* **Exercise aim**: Spot each line in the data below containing "color" and copy it.

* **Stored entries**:
________
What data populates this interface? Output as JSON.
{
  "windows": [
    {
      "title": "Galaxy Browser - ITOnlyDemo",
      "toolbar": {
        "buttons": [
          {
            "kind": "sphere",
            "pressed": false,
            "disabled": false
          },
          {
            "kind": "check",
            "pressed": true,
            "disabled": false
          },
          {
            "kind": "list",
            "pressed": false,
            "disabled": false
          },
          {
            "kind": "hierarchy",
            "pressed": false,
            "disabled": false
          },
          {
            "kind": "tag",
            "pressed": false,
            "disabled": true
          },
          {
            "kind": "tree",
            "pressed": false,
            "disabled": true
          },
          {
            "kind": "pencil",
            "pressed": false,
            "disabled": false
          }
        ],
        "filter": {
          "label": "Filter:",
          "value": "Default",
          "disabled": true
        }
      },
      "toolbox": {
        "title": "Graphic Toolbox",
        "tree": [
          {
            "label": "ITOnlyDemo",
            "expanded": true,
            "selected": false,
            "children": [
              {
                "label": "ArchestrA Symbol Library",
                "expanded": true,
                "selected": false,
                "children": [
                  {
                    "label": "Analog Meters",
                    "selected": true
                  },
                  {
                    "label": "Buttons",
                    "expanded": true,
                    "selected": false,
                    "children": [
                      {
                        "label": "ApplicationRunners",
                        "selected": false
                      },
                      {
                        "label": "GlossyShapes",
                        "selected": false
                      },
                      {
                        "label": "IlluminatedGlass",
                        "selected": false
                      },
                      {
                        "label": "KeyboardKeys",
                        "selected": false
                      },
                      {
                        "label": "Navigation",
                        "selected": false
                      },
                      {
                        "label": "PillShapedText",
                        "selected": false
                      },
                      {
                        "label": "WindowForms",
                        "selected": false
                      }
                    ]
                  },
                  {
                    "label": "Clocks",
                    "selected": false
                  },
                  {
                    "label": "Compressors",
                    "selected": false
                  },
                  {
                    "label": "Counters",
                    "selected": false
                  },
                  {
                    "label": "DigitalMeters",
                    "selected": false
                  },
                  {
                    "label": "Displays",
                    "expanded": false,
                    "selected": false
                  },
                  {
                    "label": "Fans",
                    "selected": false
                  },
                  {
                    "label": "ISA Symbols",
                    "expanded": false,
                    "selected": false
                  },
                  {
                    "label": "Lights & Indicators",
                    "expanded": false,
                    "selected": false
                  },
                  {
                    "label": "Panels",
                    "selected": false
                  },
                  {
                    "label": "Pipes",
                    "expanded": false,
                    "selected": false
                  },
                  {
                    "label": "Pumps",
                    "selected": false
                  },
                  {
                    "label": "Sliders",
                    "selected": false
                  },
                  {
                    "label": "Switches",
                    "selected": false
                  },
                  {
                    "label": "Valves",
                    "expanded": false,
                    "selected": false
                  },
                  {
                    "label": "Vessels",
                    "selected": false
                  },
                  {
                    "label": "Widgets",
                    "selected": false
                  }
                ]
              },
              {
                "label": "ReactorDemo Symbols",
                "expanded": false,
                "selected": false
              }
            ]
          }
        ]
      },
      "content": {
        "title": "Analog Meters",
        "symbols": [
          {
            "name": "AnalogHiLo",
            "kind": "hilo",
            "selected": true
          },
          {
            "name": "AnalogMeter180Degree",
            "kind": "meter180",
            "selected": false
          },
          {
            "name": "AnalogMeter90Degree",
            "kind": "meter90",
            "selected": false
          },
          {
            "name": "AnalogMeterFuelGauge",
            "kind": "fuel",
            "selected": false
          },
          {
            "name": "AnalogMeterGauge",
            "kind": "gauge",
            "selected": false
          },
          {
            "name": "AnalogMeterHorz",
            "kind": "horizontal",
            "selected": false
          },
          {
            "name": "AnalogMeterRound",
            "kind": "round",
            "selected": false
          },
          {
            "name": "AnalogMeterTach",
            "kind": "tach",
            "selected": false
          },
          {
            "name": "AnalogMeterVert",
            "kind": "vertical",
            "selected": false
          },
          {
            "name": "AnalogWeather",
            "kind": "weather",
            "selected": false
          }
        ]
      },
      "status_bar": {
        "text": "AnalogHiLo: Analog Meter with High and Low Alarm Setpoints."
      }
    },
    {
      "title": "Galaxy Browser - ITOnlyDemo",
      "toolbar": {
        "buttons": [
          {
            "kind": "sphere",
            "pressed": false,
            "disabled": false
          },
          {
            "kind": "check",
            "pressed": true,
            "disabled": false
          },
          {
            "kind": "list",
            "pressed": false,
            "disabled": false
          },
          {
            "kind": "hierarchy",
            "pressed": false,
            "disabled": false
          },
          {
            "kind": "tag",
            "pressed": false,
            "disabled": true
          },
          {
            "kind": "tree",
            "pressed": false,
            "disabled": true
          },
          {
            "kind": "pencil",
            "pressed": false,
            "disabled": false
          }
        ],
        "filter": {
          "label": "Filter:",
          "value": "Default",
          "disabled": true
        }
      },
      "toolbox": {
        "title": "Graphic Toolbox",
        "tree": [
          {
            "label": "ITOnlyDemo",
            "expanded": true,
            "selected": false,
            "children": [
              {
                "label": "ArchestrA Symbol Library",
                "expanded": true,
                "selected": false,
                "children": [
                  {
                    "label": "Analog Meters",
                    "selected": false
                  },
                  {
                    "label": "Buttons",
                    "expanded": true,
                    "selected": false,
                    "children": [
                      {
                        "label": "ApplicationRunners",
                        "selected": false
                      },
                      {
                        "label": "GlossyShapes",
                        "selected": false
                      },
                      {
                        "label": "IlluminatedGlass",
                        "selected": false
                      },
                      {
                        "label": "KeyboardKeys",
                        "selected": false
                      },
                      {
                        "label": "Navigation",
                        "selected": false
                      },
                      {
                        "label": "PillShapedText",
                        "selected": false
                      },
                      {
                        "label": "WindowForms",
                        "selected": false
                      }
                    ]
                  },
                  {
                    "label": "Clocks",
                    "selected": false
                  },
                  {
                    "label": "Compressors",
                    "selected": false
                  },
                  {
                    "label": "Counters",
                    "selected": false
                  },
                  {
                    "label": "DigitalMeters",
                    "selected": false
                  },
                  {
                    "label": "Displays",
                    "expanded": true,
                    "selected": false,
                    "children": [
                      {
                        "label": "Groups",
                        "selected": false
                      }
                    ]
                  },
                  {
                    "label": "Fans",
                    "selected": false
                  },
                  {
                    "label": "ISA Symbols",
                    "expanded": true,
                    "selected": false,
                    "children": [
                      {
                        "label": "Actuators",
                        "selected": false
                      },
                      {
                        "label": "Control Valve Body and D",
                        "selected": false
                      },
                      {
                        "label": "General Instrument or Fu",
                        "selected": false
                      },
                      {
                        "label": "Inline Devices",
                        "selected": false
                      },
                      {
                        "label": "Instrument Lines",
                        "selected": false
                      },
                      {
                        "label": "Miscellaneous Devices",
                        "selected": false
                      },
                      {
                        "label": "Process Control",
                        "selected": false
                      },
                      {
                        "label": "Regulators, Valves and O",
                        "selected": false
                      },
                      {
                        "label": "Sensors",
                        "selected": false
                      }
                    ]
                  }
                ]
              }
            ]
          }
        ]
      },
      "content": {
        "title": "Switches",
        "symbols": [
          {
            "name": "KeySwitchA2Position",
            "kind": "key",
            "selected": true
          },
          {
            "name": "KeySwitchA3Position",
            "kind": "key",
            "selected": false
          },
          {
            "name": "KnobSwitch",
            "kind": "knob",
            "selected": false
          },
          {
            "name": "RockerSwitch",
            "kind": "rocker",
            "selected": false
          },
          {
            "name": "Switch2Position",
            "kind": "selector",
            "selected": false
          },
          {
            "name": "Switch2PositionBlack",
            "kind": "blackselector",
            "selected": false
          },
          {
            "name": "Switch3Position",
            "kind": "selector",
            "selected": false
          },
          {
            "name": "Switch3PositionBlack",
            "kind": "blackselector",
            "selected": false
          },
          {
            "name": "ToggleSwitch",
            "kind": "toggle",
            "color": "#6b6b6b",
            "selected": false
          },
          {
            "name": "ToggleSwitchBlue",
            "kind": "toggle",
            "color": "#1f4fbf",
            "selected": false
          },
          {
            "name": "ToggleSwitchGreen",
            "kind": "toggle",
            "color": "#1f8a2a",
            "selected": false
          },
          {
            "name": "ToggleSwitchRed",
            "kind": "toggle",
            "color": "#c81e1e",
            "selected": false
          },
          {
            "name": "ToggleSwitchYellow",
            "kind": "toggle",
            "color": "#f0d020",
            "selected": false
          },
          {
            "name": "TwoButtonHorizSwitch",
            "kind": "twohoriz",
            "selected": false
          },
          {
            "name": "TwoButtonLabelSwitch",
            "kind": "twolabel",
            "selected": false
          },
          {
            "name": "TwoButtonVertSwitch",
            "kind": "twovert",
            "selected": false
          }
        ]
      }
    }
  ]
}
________
* **Expected answer**:
            "color": "#6b6b6b",
            "color": "#1f4fbf",
            "color": "#1f8a2a",
            "color": "#c81e1e",
            "color": "#f0d020",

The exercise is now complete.